Just minutes after leaving the San Francisco Museum of Modern Art survey of video art by the masterful Bill Viola, I found myself inside that huge new Sony Metreon monstrosity walling off one end of Yerba Buena Center for the Arts. There, in the depths of a crass “futuristic” shopping mall/movie palace, countless video-display images and techno beeps and roars assaulted me as kids played oversized, oversexed video games overdone with gaudy colors and endless bloodlust. I couldn’t wait to flee before I forgot how wonderful video art can be.
The video masterpieces I experienced at the Bill Viola exhibit were inspired not by money, but by soul. The16 installations incorporated into an ingeniously designed room-to-room journey of sight and sound utilize imagery, light, darkness, space, time, distortion, the shock of the unexpected, ambient sounds, hypnotic motion, dub mixes, and an endless variety of explosions and continuous roars.
While video games engage minds, they leave bodies inert. Not so the Bill Viola exhibit, in which the body responds to the artist’s constructions by speeding up, slowing down, turning around, stopping, walking slowly forward toward looming objects, and retreating down narrow passageways from which emanate eerie noises and odd flashing lights. No drugs are required to appreciate this psychedelia. It’s the ultimate in light-and-sound architecture, a virtual passageway through which minds can be transported to many other realities.
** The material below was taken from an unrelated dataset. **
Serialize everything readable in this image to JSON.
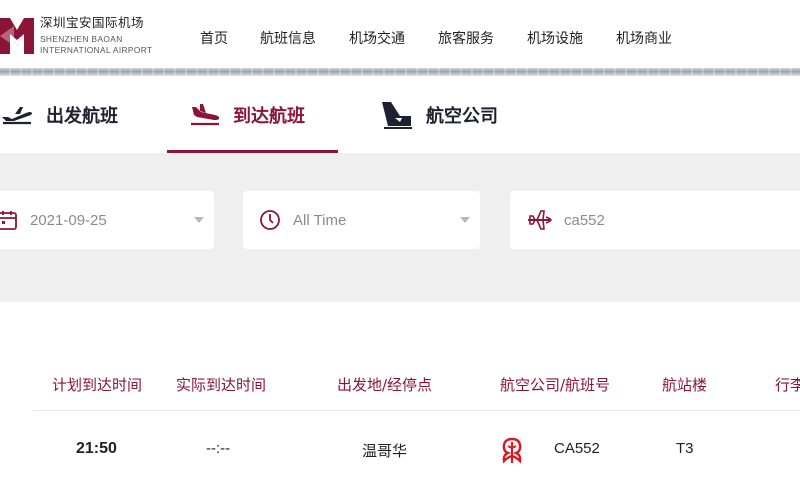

My favorite stop came at “The Reflecting Pool” (1977-79), a 7-minute videotape in which a man emerges from a forest to stand naked before a rustic garden pond. Slowly, the pool comes to life, but seemingly occupies a different space and time than all around it. Dimensions become blurred, and what is real and what is reflection rely on the imagination.
What distinguishes Viola’s work from less imaginative video art is the spirit that enlivens it. Viola has drawn inspiration from Zen Buddhism, Christian mysticism, the physics of optics and the mechanisms of perception, Sufi poetry, and the free verse of Walt Whitman. His work is textured, neither muscle-bound nor insipid, but alternately muscular and brainy. In his range of imagination and technique, Viola demonstrates what video-art can be, while putting commercial video art to shame.
“Bill Viola: A 25-Year Survey,” was co-curated by David A. Ross and Peter Sellars, ran through September 12, 1999 at the San Francisco Museum of Modern Art.
For a related story, see “SFMOMA Party Blasts Off.”